One fish—the one with tin scales—spoke while looking in awe over Mother’s house at the clouds passing above Točila: “And the first angel sounded, et facta est grando et ignis….” I quickly interrupted her, answering from my deck cabin: “…mista in sanguine, et missum est in terram, et tertia pars terrae combusta est, and the third of the trees had burnt, and all of the green grass had burnt.” The fish immediately dived back into to the muddy water slapping the water surface with its heavy tail. The fish’s look was terrifying, older than time. It seemed that I had caught in the corner of my eye the Monster from Sokiona as it sails in Una’s giant shell carefully noting down everything that had happened. The fatigue took hold of me and it was impossible to dispel the gloomy thoughts.

On forty-eight degrees latitude the sea roils
And the fish cooks.

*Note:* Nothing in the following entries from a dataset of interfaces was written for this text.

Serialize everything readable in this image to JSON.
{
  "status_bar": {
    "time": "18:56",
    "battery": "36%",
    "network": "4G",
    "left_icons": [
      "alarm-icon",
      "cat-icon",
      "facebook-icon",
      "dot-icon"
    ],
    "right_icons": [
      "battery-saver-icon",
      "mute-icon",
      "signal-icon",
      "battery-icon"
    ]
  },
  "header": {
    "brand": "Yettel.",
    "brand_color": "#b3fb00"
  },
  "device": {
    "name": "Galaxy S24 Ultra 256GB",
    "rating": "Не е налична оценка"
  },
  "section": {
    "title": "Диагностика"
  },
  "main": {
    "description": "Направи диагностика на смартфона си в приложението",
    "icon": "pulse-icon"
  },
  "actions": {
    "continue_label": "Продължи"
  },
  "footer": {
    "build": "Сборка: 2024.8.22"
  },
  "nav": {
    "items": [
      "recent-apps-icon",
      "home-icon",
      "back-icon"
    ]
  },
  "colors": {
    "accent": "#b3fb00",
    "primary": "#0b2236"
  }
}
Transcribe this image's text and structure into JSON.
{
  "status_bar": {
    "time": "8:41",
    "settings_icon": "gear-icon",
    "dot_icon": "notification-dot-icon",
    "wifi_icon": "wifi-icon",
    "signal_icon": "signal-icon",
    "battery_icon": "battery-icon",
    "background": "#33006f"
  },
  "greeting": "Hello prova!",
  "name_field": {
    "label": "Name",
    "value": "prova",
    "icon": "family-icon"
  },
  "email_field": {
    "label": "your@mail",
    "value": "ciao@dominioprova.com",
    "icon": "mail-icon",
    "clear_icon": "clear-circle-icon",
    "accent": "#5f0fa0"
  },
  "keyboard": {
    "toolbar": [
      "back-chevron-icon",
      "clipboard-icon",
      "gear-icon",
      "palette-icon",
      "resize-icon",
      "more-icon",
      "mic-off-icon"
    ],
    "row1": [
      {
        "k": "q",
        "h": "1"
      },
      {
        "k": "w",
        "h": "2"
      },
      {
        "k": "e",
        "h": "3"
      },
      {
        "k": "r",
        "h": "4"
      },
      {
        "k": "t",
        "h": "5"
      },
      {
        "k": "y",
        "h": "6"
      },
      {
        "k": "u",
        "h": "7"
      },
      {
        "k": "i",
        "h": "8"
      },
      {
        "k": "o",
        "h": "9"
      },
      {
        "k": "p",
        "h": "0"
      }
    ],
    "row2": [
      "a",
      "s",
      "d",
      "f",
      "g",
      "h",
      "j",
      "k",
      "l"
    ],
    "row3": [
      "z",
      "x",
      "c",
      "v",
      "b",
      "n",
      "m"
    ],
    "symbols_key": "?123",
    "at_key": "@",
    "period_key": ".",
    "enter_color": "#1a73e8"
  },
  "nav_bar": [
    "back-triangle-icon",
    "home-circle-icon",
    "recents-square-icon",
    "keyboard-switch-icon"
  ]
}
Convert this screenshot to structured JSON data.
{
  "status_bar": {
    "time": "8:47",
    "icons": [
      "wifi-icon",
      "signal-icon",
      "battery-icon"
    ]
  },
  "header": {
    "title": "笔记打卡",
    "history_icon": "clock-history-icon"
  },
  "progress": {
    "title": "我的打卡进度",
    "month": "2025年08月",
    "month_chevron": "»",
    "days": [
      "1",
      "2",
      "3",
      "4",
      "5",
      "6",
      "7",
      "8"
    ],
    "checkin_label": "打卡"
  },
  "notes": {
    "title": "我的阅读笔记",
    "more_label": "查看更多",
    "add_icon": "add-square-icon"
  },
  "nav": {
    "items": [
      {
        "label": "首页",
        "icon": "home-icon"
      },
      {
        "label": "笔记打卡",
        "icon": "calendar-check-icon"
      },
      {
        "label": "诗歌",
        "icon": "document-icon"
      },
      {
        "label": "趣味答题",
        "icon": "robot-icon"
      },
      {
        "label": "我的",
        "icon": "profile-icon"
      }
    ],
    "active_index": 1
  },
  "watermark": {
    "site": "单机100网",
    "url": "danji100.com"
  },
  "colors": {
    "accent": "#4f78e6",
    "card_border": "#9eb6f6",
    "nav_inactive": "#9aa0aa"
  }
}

At this place the dream vision is interrupted, as if sliced by a Solingen knife, and I wake up breathless in my mother’s living room, covered by a massive duvet. Somewhere on the wall above me the beat of the clock gives a gothic note to the slumbering darkness. The house is still on dry land, and Unadžik remains in its well-fitted suit. The river is pleased and it flows tirelessly toward the confluence mixing with Krušnica’s fluids. When I get up I will go down to the basement to check the red arrows on the two metal water meters, their position, and the number, which indicates the use of water in my mother’s house.

At daybreak I left my bed and entered the hallway. On the left side, toward the entrance door, fresh water drops poured down the mirror hanger and the hallway carpet was soaked in water. Thick layers of white paint on the wall cracked in places as if there had been an earthquake. It is all clear now. Powered by water, Mother’s house moves secretly at night. It walks secretly with the help of water cilia, and the house’s night movement is, for now, expressed in inches. Cilia are small water whips, a substitute for legs with certain kind of water organisms and microbes. The house wants to move, wants to go to another, more permanent place, far away from the two dream rivers, out of reach of floods and disasters, where it could live into old age. To some other town with better inhabitants: Peter Pan, Hansel & Gretel. The house is naïve much like the hands that built it. In the Spring of 1992 the house thought that it would be spared, because it did not do anybody any harm. Around it all other houses were yellow flares from children’s drawings. The house pretended that such bright lights were everywhere because the stars came out in the sky very early. And that the other houses were not fiery suns that collapse into the center of their own hell. Her consciousness withdrew under its own rooftop, it huddled, trembling, like a frozen owl.

The night is peaceful, one of many. The only thing it has at its disposal are water cilia and the river that covers its escape with its murmur. Time is running out relentlessly and it isn’t on her side. The house is getting ready to betray its destiny, which repeats with horrifying precision every fifty years. To turn to dust and ashes. Need it be written that its escape never succeeds?

Translated from Bosnian by Nataša Milas

2018-08-21T17:22:39+00:00 March 2nd, 2014|Categories: Prose, Literature, Blesok no. 94|0 Comments